HIV and its treatment can also impact the brain: anywhere between a quarter and half of people living with HIV have HIV-associated neurocognitive disorder (HAND), which can lead to depression, anxiety and, ultimately, dementia. While researchers are still studying why this happens, it’s important to screen older adults frequently for these conditions.
4. Lessons shared in the fight against COVID-19
The World Health Organization declared a worldwide pandemic on March 11, 2020, and less than nine months later, COVID shots were entering Americans’ arms. “This was all thanks to the activists who spent decades fighting another deadly scourge: HIV,” Gandhi says. Because of the hard work of these activists, for example, the FDA created a “parallel track” program that gave patients access to as-yet unapproved drugs.
“The program is now part of an ‘expanded access’ program that allowed COVID patients rapid access to new treatments, such as remdesivir,” she explains. After that, the FDA created a new procedure to grant faster approvals for interventions during public health crises: emergency use authorization (EUA) — which is how the Moderna, Pfizer-BioNTech and Johnson & Johnson (Janssen) vaccines were all available to the public so quickly.
There is, however, one lesson from HIV activists that Gandhi wishes everyone would heed: not shaming those who become infected.

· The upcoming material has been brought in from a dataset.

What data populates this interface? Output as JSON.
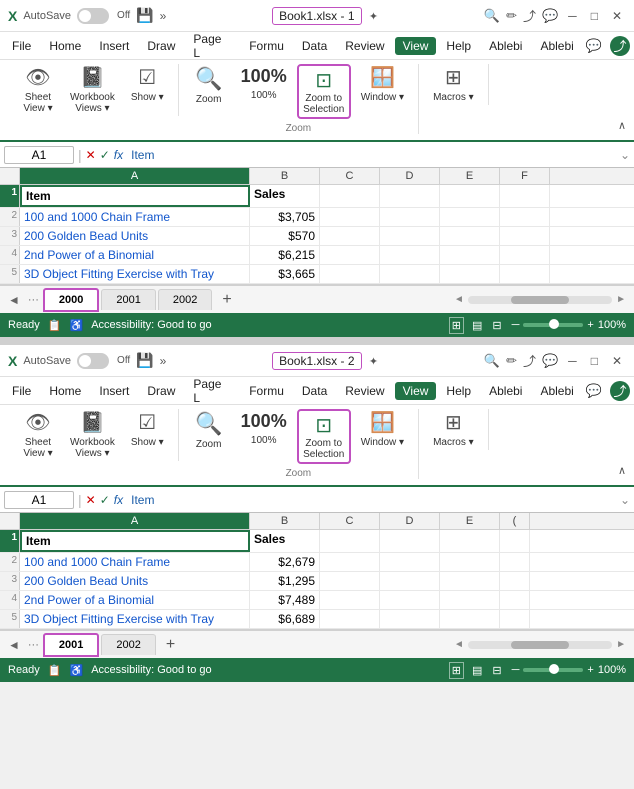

Being less strident in health “messaging” — whether about unprotected sex or getting a COVID vaccine — could help get more people to comply, she says.